**What to do**
Your task is to retype, exactly and with nothing else, every line from the one containing "Enumerate this screenshot's" to the end of the listing.
╔══
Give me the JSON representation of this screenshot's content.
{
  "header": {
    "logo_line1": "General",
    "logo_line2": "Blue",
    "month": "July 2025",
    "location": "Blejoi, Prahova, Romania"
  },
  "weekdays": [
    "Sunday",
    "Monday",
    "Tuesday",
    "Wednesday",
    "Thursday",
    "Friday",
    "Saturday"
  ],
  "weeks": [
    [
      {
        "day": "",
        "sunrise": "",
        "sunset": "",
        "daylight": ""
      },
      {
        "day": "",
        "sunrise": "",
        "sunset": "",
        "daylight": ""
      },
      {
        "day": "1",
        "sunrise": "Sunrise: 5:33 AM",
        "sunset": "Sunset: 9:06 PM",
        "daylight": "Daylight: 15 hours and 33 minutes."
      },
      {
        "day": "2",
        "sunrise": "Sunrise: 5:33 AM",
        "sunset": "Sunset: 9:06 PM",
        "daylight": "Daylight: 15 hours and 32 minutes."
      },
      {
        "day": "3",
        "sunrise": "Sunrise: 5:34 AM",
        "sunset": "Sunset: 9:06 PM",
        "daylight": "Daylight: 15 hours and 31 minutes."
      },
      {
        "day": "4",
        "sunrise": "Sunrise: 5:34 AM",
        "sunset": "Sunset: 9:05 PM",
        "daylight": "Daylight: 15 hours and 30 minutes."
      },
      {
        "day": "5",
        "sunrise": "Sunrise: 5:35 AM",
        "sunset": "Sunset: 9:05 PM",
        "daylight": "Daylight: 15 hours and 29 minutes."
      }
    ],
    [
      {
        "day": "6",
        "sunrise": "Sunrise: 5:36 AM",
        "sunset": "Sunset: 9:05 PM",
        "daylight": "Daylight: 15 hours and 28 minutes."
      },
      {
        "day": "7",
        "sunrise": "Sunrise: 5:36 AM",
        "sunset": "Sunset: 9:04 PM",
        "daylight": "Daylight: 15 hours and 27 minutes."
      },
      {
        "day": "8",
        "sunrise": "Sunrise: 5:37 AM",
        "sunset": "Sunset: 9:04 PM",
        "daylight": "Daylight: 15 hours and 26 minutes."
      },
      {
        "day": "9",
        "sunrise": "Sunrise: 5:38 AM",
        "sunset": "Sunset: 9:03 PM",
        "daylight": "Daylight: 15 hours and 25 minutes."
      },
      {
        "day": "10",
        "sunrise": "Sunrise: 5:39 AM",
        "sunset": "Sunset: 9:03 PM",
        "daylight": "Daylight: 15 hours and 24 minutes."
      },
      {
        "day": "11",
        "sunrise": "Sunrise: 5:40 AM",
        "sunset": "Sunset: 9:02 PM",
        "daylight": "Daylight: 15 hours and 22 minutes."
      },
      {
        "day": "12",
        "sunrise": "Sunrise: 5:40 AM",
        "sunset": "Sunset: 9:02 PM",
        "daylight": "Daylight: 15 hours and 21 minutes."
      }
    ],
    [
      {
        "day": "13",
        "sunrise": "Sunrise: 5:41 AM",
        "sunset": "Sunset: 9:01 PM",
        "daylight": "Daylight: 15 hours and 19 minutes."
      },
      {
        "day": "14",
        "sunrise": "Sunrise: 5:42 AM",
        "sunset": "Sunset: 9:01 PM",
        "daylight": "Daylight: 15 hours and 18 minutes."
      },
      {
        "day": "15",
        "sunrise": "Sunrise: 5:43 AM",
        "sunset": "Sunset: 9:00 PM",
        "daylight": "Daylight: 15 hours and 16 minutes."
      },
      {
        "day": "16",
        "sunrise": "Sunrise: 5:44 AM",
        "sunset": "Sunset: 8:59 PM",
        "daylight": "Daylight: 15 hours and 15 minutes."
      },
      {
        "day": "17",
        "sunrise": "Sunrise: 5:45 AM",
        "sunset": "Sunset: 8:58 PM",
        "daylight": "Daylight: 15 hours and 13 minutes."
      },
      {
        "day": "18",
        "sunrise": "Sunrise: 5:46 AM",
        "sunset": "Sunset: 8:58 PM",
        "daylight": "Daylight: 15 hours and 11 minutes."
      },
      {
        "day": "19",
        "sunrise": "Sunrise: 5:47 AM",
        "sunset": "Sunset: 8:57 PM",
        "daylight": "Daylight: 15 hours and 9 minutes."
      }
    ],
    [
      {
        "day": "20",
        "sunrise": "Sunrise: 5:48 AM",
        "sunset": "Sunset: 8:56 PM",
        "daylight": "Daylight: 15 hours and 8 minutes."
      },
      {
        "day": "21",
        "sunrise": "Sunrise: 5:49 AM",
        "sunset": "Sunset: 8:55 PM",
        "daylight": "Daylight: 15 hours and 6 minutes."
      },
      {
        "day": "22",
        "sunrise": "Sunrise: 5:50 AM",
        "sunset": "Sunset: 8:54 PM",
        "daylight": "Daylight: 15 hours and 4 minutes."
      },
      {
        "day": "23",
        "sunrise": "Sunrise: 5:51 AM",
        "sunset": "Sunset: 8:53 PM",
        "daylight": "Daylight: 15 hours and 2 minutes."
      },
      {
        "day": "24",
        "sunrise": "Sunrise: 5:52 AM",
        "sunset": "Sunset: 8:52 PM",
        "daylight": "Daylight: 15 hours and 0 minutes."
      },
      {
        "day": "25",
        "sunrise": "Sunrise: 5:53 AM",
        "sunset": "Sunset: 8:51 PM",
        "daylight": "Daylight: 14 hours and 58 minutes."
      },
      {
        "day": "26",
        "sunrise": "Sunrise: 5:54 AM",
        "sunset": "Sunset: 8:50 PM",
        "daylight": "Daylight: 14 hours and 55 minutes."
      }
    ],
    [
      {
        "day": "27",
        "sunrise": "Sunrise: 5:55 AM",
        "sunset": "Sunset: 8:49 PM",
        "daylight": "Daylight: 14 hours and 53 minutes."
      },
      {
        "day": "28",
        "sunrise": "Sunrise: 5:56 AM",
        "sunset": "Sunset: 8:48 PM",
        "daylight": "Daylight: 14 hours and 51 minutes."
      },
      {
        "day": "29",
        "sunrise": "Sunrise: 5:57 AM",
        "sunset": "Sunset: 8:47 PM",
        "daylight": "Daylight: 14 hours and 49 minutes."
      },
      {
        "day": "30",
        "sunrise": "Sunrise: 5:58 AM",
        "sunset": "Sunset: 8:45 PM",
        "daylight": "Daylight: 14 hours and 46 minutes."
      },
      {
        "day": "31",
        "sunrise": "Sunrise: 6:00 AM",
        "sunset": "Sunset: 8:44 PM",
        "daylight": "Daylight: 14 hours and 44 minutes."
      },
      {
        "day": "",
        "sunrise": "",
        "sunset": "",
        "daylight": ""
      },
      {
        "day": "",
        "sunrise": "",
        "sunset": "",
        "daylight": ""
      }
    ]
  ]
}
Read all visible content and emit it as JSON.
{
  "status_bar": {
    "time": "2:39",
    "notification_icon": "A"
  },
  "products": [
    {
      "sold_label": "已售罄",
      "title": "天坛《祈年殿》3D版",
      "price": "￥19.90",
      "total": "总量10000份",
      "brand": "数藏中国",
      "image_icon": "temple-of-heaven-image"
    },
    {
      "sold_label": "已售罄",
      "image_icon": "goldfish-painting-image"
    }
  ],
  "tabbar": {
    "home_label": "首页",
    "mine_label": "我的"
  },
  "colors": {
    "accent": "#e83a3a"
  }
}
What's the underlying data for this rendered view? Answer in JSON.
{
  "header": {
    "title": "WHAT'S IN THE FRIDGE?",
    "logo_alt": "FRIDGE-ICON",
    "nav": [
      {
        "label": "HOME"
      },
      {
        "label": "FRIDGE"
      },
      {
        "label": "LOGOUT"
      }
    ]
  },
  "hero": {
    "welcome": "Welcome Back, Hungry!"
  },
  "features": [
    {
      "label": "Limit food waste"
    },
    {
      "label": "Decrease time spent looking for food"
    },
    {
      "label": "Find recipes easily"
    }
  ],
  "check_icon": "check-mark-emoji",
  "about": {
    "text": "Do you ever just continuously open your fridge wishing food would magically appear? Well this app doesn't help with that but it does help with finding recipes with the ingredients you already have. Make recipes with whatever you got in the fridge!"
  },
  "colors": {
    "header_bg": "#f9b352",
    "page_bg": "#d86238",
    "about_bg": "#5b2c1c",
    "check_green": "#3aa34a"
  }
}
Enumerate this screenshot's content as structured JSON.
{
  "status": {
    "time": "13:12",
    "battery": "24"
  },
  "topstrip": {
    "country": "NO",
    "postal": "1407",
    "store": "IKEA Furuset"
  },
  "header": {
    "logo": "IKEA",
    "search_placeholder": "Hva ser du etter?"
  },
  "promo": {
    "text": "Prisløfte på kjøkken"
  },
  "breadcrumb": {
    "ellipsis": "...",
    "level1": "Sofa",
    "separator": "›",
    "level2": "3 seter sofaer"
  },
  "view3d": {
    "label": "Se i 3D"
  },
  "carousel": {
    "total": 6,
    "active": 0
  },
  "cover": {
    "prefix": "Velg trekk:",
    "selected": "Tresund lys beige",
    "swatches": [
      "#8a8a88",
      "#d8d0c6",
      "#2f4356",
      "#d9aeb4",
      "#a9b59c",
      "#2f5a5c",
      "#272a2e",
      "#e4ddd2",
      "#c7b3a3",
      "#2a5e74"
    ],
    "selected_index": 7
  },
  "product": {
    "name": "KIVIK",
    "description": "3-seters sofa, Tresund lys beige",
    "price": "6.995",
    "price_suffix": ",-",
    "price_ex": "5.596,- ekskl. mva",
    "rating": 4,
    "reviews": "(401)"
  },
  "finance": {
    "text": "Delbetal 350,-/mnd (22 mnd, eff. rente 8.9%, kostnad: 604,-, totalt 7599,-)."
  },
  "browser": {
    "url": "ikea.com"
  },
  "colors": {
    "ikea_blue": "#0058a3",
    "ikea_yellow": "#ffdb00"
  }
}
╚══
**Solution to this problem**
Enumerate this screenshot's content as structured JSON.
{
  "status": {
    "time": "13:12",
    "battery": "24"
  },
  "topstrip": {
    "country": "NO",
    "postal": "1407",
    "store": "IKEA Furuset"
  },
  "header": {
    "logo": "IKEA",
    "search_placeholder": "Hva ser du etter?"
  },
  "promo": {
    "text": "Prisløfte på kjøkken"
  },
  "breadcrumb": {
    "ellipsis": "...",
    "level1": "Sofa",
    "separator": "›",
    "level2": "3 seter sofaer"
  },
  "view3d": {
    "label": "Se i 3D"
  },
  "carousel": {
    "total": 6,
    "active": 0
  },
  "cover": {
    "prefix": "Velg trekk:",
    "selected": "Tresund lys beige",
    "swatches": [
      "#8a8a88",
      "#d8d0c6",
      "#2f4356",
      "#d9aeb4",
      "#a9b59c",
      "#2f5a5c",
      "#272a2e",
      "#e4ddd2",
      "#c7b3a3",
      "#2a5e74"
    ],
    "selected_index": 7
  },
  "product": {
    "name": "KIVIK",
    "description": "3-seters sofa, Tresund lys beige",
    "price": "6.995",
    "price_suffix": ",-",
    "price_ex": "5.596,- ekskl. mva",
    "rating": 4,
    "reviews": "(401)"
  },
  "finance": {
    "text": "Delbetal 350,-/mnd (22 mnd, eff. rente 8.9%, kostnad: 604,-, totalt 7599,-)."
  },
  "browser": {
    "url": "ikea.com"
  },
  "colors": {
    "ikea_blue": "#0058a3",
    "ikea_yellow": "#ffdb00"
  }
}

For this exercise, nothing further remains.